- Supplied data -
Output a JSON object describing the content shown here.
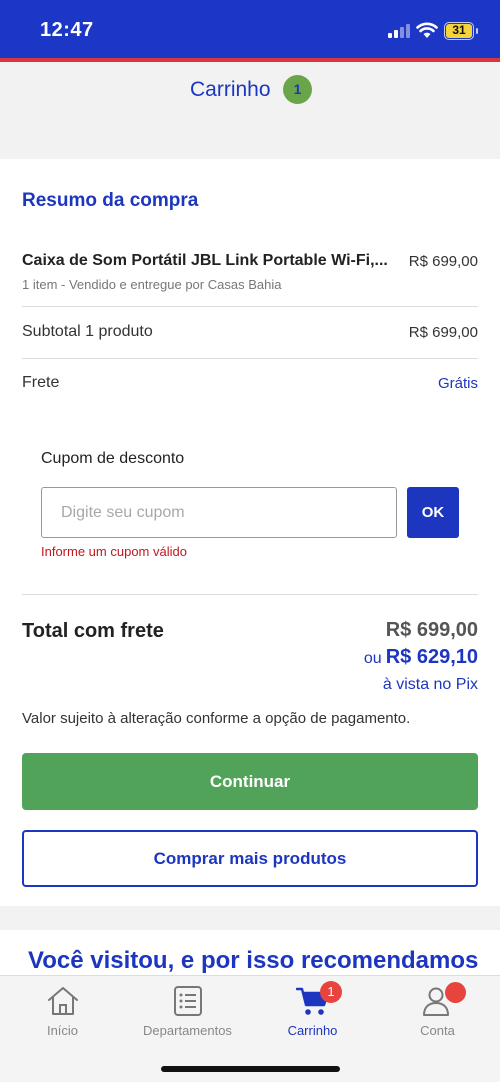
{
  "status_bar": {
    "time": "12:47",
    "battery": "31"
  },
  "header": {
    "title": "Carrinho",
    "badge": "1"
  },
  "summary": {
    "title": "Resumo da compra",
    "product": {
      "name": "Caixa de Som Portátil JBL Link Portable Wi-Fi,...",
      "price": "R$ 699,00",
      "subtitle": "1 item - Vendido e entregue por Casas Bahia"
    },
    "subtotal": {
      "label": "Subtotal 1 produto",
      "value": "R$ 699,00"
    },
    "shipping": {
      "label": "Frete",
      "value": "Grátis"
    }
  },
  "coupon": {
    "label": "Cupom de desconto",
    "placeholder": "Digite seu cupom",
    "value": "",
    "button": "OK",
    "error": "Informe um cupom válido"
  },
  "total": {
    "label": "Total com frete",
    "price": "R$ 699,00",
    "pix_prefix": "ou",
    "pix_price": "R$ 629,10",
    "pix_subtitle": "à vista no Pix",
    "note": "Valor sujeito à alteração conforme a opção de pagamento."
  },
  "actions": {
    "continue": "Continuar",
    "more": "Comprar mais produtos"
  },
  "recommendations": {
    "title": "Você visitou, e por isso recomendamos"
  },
  "tabbar": {
    "items": [
      {
        "label": "Início",
        "icon": "home-icon"
      },
      {
        "label": "Departamentos",
        "icon": "list-icon"
      },
      {
        "label": "Carrinho",
        "icon": "cart-icon",
        "badge": "1",
        "active": true
      },
      {
        "label": "Conta",
        "icon": "user-icon"
      }
    ]
  },
  "colors": {
    "brand": "#1d36c0",
    "status_bar": "#1c36c6",
    "accent_red": "#d8363e",
    "success": "#52a35a",
    "error": "#c4161c"
  }
}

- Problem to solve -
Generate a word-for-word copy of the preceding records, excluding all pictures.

- Solution to this task -
Output a JSON object describing the content shown here.
{
  "status_bar": {
    "time": "12:47",
    "battery": "31"
  },
  "header": {
    "title": "Carrinho",
    "badge": "1"
  },
  "summary": {
    "title": "Resumo da compra",
    "product": {
      "name": "Caixa de Som Portátil JBL Link Portable Wi-Fi,...",
      "price": "R$ 699,00",
      "subtitle": "1 item - Vendido e entregue por Casas Bahia"
    },
    "subtotal": {
      "label": "Subtotal 1 produto",
      "value": "R$ 699,00"
    },
    "shipping": {
      "label": "Frete",
      "value": "Grátis"
    }
  },
  "coupon": {
    "label": "Cupom de desconto",
    "placeholder": "Digite seu cupom",
    "value": "",
    "button": "OK",
    "error": "Informe um cupom válido"
  },
  "total": {
    "label": "Total com frete",
    "price": "R$ 699,00",
    "pix_prefix": "ou",
    "pix_price": "R$ 629,10",
    "pix_subtitle": "à vista no Pix",
    "note": "Valor sujeito à alteração conforme a opção de pagamento."
  },
  "actions": {
    "continue": "Continuar",
    "more": "Comprar mais produtos"
  },
  "recommendations": {
    "title": "Você visitou, e por isso recomendamos"
  },
  "tabbar": {
    "items": [
      {
        "label": "Início",
        "icon": "home-icon"
      },
      {
        "label": "Departamentos",
        "icon": "list-icon"
      },
      {
        "label": "Carrinho",
        "icon": "cart-icon",
        "badge": "1",
        "active": true
      },
      {
        "label": "Conta",
        "icon": "user-icon"
      }
    ]
  },
  "colors": {
    "brand": "#1d36c0",
    "status_bar": "#1c36c6",
    "accent_red": "#d8363e",
    "success": "#52a35a",
    "error": "#c4161c"
  }
}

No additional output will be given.